» INSTRUCTIONS FOR THE TASK: Look through the listing for the word "data". Copy each line that has it.

» MATERIAL FOR THIS TASK:

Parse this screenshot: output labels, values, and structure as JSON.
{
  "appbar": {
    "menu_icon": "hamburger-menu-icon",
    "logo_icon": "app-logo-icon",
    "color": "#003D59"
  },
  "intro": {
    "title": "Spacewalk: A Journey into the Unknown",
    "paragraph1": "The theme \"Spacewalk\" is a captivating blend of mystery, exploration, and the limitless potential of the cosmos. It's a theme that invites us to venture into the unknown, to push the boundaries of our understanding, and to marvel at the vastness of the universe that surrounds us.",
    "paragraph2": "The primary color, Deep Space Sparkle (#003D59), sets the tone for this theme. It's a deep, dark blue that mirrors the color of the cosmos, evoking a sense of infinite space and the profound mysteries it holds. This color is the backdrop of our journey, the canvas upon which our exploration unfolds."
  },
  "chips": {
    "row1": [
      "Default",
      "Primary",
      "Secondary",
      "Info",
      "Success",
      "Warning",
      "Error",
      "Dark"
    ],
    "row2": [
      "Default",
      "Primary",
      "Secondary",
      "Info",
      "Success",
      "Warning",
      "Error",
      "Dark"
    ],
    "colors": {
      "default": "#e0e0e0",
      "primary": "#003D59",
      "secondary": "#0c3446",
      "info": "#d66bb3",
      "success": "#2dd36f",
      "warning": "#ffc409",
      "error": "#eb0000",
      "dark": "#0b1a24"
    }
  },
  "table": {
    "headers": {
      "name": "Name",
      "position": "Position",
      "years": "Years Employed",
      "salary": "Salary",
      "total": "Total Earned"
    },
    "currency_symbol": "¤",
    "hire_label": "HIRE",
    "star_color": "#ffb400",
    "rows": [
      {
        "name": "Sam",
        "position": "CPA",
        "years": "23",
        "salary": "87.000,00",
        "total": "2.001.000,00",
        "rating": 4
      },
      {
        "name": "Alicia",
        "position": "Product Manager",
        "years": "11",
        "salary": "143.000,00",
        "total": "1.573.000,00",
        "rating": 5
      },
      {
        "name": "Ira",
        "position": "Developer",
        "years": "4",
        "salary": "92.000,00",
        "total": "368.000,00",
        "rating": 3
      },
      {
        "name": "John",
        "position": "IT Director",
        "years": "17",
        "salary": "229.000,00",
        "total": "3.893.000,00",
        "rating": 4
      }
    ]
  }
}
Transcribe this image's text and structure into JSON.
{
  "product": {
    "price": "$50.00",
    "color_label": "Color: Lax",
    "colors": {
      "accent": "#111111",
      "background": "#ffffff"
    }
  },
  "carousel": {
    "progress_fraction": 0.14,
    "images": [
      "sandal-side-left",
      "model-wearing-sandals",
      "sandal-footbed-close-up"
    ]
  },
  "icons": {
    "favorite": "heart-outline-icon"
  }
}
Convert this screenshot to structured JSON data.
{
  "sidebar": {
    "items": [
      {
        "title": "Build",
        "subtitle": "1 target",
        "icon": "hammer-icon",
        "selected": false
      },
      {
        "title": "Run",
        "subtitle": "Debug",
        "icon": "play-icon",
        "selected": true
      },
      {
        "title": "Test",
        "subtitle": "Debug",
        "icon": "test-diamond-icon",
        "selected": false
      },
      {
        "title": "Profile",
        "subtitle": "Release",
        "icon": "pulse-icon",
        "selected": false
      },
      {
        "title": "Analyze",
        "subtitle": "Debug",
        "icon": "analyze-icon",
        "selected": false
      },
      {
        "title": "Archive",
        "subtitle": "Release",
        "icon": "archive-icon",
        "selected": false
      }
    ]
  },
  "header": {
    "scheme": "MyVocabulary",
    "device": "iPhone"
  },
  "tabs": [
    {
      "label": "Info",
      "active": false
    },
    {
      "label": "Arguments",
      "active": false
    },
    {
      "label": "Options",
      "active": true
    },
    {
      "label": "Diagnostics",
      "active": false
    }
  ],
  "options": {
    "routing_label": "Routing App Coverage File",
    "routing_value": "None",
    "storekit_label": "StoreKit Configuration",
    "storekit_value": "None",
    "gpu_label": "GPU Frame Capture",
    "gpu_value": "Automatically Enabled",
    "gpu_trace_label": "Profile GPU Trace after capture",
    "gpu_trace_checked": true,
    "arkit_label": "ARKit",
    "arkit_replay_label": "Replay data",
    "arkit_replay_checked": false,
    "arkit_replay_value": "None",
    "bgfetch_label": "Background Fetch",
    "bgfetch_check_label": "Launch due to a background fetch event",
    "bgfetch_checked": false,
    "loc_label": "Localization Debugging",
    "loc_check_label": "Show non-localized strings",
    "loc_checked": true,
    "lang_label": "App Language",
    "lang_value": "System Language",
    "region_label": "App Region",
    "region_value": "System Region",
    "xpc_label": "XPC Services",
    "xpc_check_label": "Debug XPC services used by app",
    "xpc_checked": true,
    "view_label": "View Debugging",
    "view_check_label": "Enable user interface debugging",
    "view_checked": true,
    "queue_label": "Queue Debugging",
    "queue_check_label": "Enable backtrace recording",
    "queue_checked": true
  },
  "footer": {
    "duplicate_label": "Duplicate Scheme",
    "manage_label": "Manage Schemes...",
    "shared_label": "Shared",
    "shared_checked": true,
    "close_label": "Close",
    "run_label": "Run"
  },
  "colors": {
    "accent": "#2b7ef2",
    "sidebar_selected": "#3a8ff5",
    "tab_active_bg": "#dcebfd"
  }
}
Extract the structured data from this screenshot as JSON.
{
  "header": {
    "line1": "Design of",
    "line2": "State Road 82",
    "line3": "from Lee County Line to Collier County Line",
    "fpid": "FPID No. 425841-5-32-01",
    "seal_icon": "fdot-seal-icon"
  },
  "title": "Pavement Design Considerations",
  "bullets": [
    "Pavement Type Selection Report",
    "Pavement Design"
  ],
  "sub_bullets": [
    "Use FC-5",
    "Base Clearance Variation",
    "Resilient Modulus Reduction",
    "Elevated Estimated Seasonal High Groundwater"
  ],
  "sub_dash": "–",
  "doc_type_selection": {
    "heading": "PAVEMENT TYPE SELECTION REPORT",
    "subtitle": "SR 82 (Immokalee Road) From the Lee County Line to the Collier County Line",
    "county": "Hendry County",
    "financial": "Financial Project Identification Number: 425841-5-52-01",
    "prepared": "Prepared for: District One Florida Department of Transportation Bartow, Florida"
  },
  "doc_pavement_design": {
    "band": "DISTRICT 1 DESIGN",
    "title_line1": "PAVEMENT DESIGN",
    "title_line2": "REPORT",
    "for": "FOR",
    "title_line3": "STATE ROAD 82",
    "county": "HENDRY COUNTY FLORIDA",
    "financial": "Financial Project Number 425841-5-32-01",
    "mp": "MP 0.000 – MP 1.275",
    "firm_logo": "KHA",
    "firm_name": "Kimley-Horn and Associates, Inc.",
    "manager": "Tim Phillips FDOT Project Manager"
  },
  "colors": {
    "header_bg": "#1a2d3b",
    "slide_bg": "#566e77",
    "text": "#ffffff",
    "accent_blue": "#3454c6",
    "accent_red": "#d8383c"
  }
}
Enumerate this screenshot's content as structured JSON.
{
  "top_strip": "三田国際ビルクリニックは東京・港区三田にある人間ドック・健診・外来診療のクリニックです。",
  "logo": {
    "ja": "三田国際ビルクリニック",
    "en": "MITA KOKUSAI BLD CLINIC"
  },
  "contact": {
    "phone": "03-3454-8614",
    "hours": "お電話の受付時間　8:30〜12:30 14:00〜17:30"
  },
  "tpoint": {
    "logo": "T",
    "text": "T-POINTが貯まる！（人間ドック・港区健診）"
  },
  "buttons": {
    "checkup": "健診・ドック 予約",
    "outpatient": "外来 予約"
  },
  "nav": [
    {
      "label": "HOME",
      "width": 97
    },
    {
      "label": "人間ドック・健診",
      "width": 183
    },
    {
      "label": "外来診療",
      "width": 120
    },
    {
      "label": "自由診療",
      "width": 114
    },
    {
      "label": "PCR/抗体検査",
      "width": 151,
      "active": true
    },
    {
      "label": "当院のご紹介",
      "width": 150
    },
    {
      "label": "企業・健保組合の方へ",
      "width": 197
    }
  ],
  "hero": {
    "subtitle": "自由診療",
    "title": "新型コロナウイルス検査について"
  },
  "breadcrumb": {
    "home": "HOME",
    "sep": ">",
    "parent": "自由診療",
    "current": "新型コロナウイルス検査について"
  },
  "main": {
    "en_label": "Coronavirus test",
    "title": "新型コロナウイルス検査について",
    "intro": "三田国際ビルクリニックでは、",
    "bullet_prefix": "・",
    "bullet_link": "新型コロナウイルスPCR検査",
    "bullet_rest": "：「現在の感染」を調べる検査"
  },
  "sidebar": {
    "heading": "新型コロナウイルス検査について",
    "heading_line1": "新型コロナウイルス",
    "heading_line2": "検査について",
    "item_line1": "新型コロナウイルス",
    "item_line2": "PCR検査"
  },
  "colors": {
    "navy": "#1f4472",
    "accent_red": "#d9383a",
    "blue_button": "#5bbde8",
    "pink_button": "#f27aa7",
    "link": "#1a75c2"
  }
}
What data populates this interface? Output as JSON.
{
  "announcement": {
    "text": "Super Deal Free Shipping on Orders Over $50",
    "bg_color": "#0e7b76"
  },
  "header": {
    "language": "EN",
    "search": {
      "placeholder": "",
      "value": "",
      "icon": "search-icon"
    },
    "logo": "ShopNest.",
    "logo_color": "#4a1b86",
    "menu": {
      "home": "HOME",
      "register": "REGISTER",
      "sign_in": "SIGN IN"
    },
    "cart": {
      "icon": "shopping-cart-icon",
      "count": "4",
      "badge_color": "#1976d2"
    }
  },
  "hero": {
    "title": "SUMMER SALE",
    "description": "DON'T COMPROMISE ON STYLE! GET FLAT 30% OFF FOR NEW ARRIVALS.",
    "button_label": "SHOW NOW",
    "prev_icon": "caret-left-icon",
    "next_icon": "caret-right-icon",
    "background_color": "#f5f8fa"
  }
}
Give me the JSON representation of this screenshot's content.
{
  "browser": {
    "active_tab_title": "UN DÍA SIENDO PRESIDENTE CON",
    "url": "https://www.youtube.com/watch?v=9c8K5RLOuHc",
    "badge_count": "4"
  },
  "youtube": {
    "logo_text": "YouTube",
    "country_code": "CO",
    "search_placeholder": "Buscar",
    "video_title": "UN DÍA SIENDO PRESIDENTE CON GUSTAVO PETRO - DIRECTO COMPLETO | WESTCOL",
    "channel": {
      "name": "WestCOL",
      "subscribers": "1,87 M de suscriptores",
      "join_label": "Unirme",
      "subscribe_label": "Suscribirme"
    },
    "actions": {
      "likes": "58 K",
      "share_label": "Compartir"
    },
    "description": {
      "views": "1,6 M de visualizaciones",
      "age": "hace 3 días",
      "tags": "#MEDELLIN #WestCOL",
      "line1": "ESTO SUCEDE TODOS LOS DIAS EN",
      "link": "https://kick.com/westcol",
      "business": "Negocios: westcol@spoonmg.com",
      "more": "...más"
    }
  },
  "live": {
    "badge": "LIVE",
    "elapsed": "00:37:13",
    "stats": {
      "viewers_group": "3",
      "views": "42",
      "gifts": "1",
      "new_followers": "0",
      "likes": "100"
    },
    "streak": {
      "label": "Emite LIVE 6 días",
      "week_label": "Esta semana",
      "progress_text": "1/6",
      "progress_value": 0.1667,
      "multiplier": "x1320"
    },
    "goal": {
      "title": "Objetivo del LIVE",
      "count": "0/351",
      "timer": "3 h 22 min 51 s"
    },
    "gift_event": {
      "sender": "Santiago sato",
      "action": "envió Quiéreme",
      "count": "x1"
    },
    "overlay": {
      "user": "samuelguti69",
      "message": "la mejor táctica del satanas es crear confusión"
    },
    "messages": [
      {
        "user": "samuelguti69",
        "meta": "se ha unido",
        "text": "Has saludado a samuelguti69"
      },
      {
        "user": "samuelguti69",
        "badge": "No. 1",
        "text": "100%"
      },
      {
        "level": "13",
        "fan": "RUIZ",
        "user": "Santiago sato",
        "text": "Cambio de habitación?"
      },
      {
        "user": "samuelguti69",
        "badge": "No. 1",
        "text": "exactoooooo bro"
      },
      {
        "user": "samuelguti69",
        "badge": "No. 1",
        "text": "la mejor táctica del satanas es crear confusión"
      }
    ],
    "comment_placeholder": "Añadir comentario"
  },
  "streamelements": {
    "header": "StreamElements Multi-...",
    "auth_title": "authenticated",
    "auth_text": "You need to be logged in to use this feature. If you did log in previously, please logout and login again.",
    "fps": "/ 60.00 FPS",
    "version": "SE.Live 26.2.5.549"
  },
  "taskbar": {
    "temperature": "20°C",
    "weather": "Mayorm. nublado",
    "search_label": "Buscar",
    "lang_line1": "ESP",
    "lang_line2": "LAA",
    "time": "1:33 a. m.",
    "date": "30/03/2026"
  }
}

» ANSWER FOR THE TASK:
Convert this screenshot to structured JSON data.
    "arkit_replay_label": "Replay data",
Extract the structured data from this screenshot as JSON.
What data populates this interface? Output as JSON.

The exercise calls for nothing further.